|9 Apr 1945||Steele captured|
|13 Apr 1945||Dortmund occupied|
|16 Apr 1945||Contact with the enemy lost|
|8 May 1945||VE Day|
|2 Jun 1945||Arrive in Czechoslovakia|
|7 Aug 1945||Arrive in Dalherda|
|29 Aug 1945||Munnerstadt, Bavaria|
|15 Nov 1945||Start for USA|
|11 Dec 1945||Deactivation|
Source: Department of the Army Pamphlet 672-1, July 1961
Honors & Decorations
|Congressional Medal of Honor||2|
|Distinguished Service Cross||3|
|Legion of Honor in Grade of Chevalier (French)||1|
|Croix de Guerre with Palm (French)||4|
|Croix de Guerre with Silver Gilt Star (French)||4|
|Croix de Guerre with Silver Star (French)||1|
|Croix de Guerre with Bronze Star (French)||4|
|British Military Medal (Great Britain)||1|
Source: Through Combat - 314th Infantry Regiment
|Presidential Unit Citations||Location|
|1st Battalion||La Haye du Puits|
|2nd Battalion||Fort du Roule|
|3rd Battalion||Meurthe River|
|Meritorious Unit Commendation||Date(s)|
|Service Company||1 Jul 44 - 31 Dec 44|
|Normandy||6 Jun 44 - 24 Jul 44|
|Northern France||25 Jul 44 - 14 Sep 44|
|Rhineland||15 Sep 44 - 21 Mar 45|
|Ardennes-Alsace||16 Dec 44 - 25 Jan 45|
|Central Europe||22 Mar 45 - 11 May 45|
|Germany||20 May - 31 Oct 45|
Source: Department of the Army Pamphlet 672-1, July 1961
Foreign Unit Awards
French Croix De Guerre with Palm, awarded under Decision No. 3864, 28 April 1947, by the President of the Provisional Governement of the French Republic, with the following citation:
A remarkable unit which displayed splendid endurance and exceptional fighting zeal. It distinguished itself brilliantly from 21 to 24 November 1944 in hard combat. It mopped up in the forest of Parroy and materially aided the 2d Armored French Division to break through to the Col de Saverne. In spite of heavy losses, it fought stubbornly against a dashing and fanatical enemy, preventing it from reappearing in the Vosges. It thus contributed greatly to the liberation of Baccaret, Phalsbourg, and Saverne.
French Croix De Guerre with Palm, awarded under Decision No. 5, 14 January 1949, by the Minister of National Defense, with the following citation:

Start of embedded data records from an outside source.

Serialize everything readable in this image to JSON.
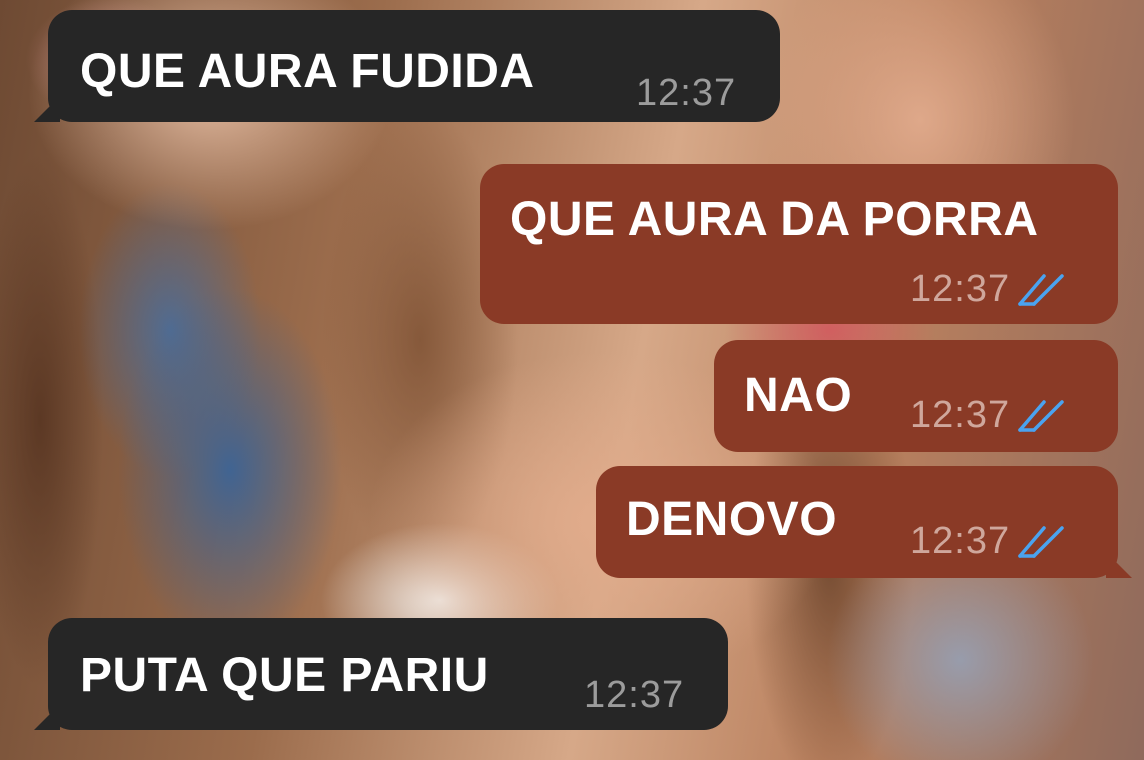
{
  "colors": {
    "incoming_bubble": "#262626",
    "outgoing_bubble": "#8a3a26",
    "message_text": "#ffffff",
    "incoming_time": "#9c9c9c",
    "outgoing_time": "#cfa79c",
    "read_ticks": "#4aa3f0"
  },
  "messages": [
    {
      "direction": "incoming",
      "text": "QUE AURA FUDIDA",
      "time": "12:37"
    },
    {
      "direction": "outgoing",
      "text": "QUE AURA DA PORRA",
      "time": "12:37",
      "status_icon": "double-check-read-icon"
    },
    {
      "direction": "outgoing",
      "text": "NAO",
      "time": "12:37",
      "status_icon": "double-check-read-icon"
    },
    {
      "direction": "outgoing",
      "text": "DENOVO",
      "time": "12:37",
      "status_icon": "double-check-read-icon"
    },
    {
      "direction": "incoming",
      "text": "PUTA QUE PARIU",
      "time": "12:37"
    }
  ]
}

Splendid unit that incited by savage vigor, landed in Normandy in June 1944. Covered itself with glory in the battles of Saint-Lo and at Haye-du-Puits. Participated in the capture of Fougeres, Laval, and Le Mans, then crossing the Seine at Maintes-Gassicourt, on 19 August 1944, inflicted heavy casualties on the enemy before marching triumphantly into Paris on 27 August 1944. By its bold action, contributed largely to the success of the Allied armies and the liberation of Paris.

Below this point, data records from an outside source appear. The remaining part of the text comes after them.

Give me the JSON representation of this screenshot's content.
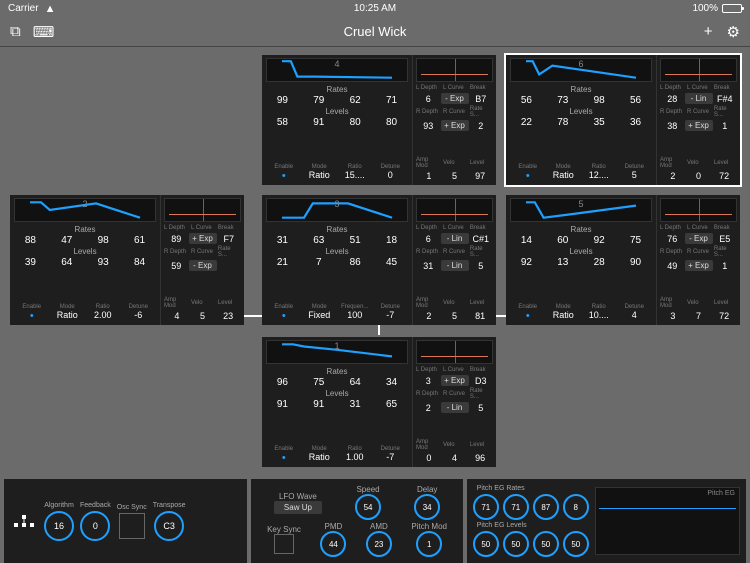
{
  "status": {
    "carrier": "Carrier",
    "time": "10:25 AM",
    "battery": "100%"
  },
  "title": "Cruel Wick",
  "labels": {
    "rates": "Rates",
    "levels": "Levels",
    "enable": "Enable",
    "mode": "Mode",
    "ratio": "Ratio",
    "detune": "Detune",
    "ampmod": "Amp Mod",
    "velo": "Velo",
    "level": "Level",
    "ldepth": "L Depth",
    "lcurve": "L Curve",
    "break": "Break",
    "rdepth": "R Depth",
    "rcurve": "R Curve",
    "rates_s": "Rate S..."
  },
  "ops": {
    "4": {
      "rates": [
        "99",
        "79",
        "62",
        "71"
      ],
      "levels": [
        "58",
        "91",
        "80",
        "80"
      ],
      "mode": "Ratio",
      "ratio": "15....",
      "detune": "0",
      "ldepth": "6",
      "lcurve": "- Exp",
      "break": "B7",
      "rdepth": "93",
      "rcurve": "+ Exp",
      "rates_s": "2",
      "ampmod": "1",
      "velo": "5",
      "level": "97"
    },
    "6": {
      "rates": [
        "56",
        "73",
        "98",
        "56"
      ],
      "levels": [
        "22",
        "78",
        "35",
        "36"
      ],
      "mode": "Ratio",
      "ratio": "12....",
      "detune": "5",
      "ldepth": "28",
      "lcurve": "- Lin",
      "break": "F#4",
      "rdepth": "38",
      "rcurve": "+ Exp",
      "rates_s": "1",
      "ampmod": "2",
      "velo": "0",
      "level": "72"
    },
    "2": {
      "rates": [
        "88",
        "47",
        "98",
        "61"
      ],
      "levels": [
        "39",
        "64",
        "93",
        "84"
      ],
      "mode": "Ratio",
      "ratio": "2.00",
      "detune": "-6",
      "ldepth": "89",
      "lcurve": "+ Exp",
      "break": "F7",
      "rdepth": "59",
      "rcurve": "- Exp",
      "rates_s": "",
      "ampmod": "4",
      "velo": "5",
      "level": "23"
    },
    "3": {
      "rates": [
        "31",
        "63",
        "51",
        "18"
      ],
      "levels": [
        "21",
        "7",
        "86",
        "45"
      ],
      "mode": "Fixed",
      "ratio": "100",
      "detune": "-7",
      "ldepth": "6",
      "lcurve": "- Lin",
      "break": "C#1",
      "rdepth": "31",
      "rcurve": "- Lin",
      "rates_s": "5",
      "ampmod": "2",
      "velo": "5",
      "level": "81",
      "ratio_lbl": "Frequen..."
    },
    "5": {
      "rates": [
        "14",
        "60",
        "92",
        "75"
      ],
      "levels": [
        "92",
        "13",
        "28",
        "90"
      ],
      "mode": "Ratio",
      "ratio": "10....",
      "detune": "4",
      "ldepth": "76",
      "lcurve": "- Exp",
      "break": "E5",
      "rdepth": "49",
      "rcurve": "+ Exp",
      "rates_s": "1",
      "ampmod": "3",
      "velo": "7",
      "level": "72"
    },
    "1": {
      "rates": [
        "96",
        "75",
        "64",
        "34"
      ],
      "levels": [
        "91",
        "91",
        "31",
        "65"
      ],
      "mode": "Ratio",
      "ratio": "1.00",
      "detune": "-7",
      "ldepth": "3",
      "lcurve": "+ Exp",
      "break": "D3",
      "rdepth": "2",
      "rcurve": "- Lin",
      "rates_s": "5",
      "ampmod": "0",
      "velo": "4",
      "level": "96"
    }
  },
  "global": {
    "algorithm_lbl": "Algorithm",
    "feedback_lbl": "Feedback",
    "oscsync_lbl": "Osc Sync",
    "transpose_lbl": "Transpose",
    "algorithm": "16",
    "feedback": "0",
    "transpose": "C3",
    "lfowave_lbl": "LFO Wave",
    "lfowave": "Saw Up",
    "speed_lbl": "Speed",
    "speed": "54",
    "delay_lbl": "Delay",
    "delay": "34",
    "keysync_lbl": "Key Sync",
    "pmd_lbl": "PMD",
    "pmd": "44",
    "amd_lbl": "AMD",
    "amd": "23",
    "pitchmod_lbl": "Pitch Mod",
    "pitchmod": "1",
    "pegrates_lbl": "Pitch EG Rates",
    "pegrates": [
      "71",
      "71",
      "87",
      "8"
    ],
    "peglevels_lbl": "Pitch EG Levels",
    "peglevels": [
      "50",
      "50",
      "50",
      "50"
    ],
    "pitcheg_lbl": "Pitch EG"
  }
}
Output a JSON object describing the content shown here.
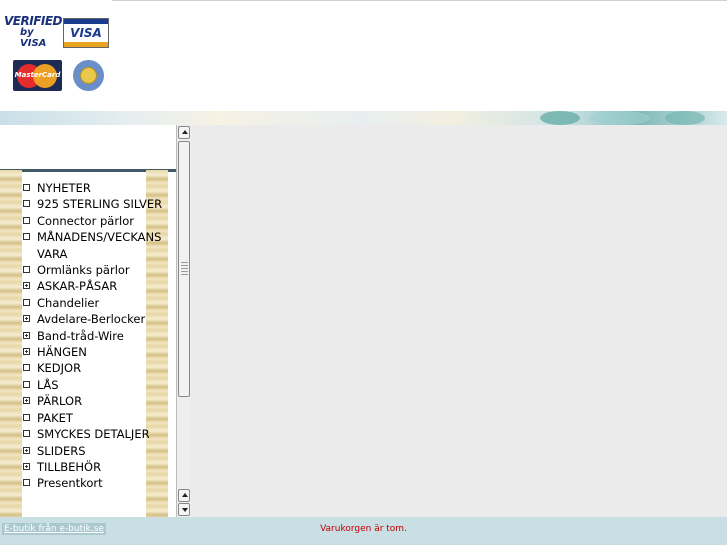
{
  "header": {
    "logos": [
      {
        "name": "verified-by-visa-logo",
        "line1": "VERIFIED",
        "line2": "by VISA"
      },
      {
        "name": "visa-logo",
        "text": "VISA"
      },
      {
        "name": "mastercard-logo",
        "text": "MasterCard"
      },
      {
        "name": "posten-logo"
      }
    ]
  },
  "menu": {
    "items": [
      {
        "label": "NYHETER",
        "expandable": false
      },
      {
        "label": "925 STERLING SILVER",
        "expandable": false
      },
      {
        "label": "Connector pärlor",
        "expandable": false
      },
      {
        "label": "MÅNADENS/VECKANS VARA",
        "expandable": false
      },
      {
        "label": "Ormlänks pärlor",
        "expandable": false
      },
      {
        "label": "ASKAR-PÅSAR",
        "expandable": true
      },
      {
        "label": "Chandelier",
        "expandable": false
      },
      {
        "label": "Avdelare-Berlocker",
        "expandable": true
      },
      {
        "label": "Band-tråd-Wire",
        "expandable": true
      },
      {
        "label": "HÄNGEN",
        "expandable": true
      },
      {
        "label": "KEDJOR",
        "expandable": false
      },
      {
        "label": "LÅS",
        "expandable": false
      },
      {
        "label": "PÄRLOR",
        "expandable": true
      },
      {
        "label": "PAKET",
        "expandable": false
      },
      {
        "label": "SMYCKES DETALJER",
        "expandable": false
      },
      {
        "label": "SLIDERS",
        "expandable": true
      },
      {
        "label": "TILLBEHÖR",
        "expandable": true
      },
      {
        "label": "Presentkort",
        "expandable": false
      }
    ]
  },
  "footer": {
    "link_text": "E-butik från e-butik.se",
    "cart_status": "Varukorgen är tom."
  },
  "colors": {
    "footer_bg": "#c9dfe3",
    "main_bg": "#ebebeb",
    "cart_status": "#c00000"
  }
}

French Fourragere in the colors of the Croix de Guerre (1939-1945), awarded under Decision No. 48, 16 August 1949, by the Minister of National Defense.
Note: Wearing of French and Belgian Fourrageres - Normally, two citations are required before a unit becomes eligible for the award of the Fourragere. The award of the Fourragere is not automatic, but must be specifically authorized by decree of the respective foreign government. A citation in orders or award of the Croix de Guerre to a unit does not authorize the wearing of the decoration by an individual. Likewise, no award of the Croix de Guerre to an individual will serve to constitute eligibility to wear the Fourragere. The Fourragere may be worn permanently by individuals who participated with the unit in both actions for which the unit was cited. The French Fourragere may be worn temporarily by individuals assigned to the unit subsequent to the time the award was made, but only so long as they remain with such unit.
Source: Department of the Army General Order 43 1950.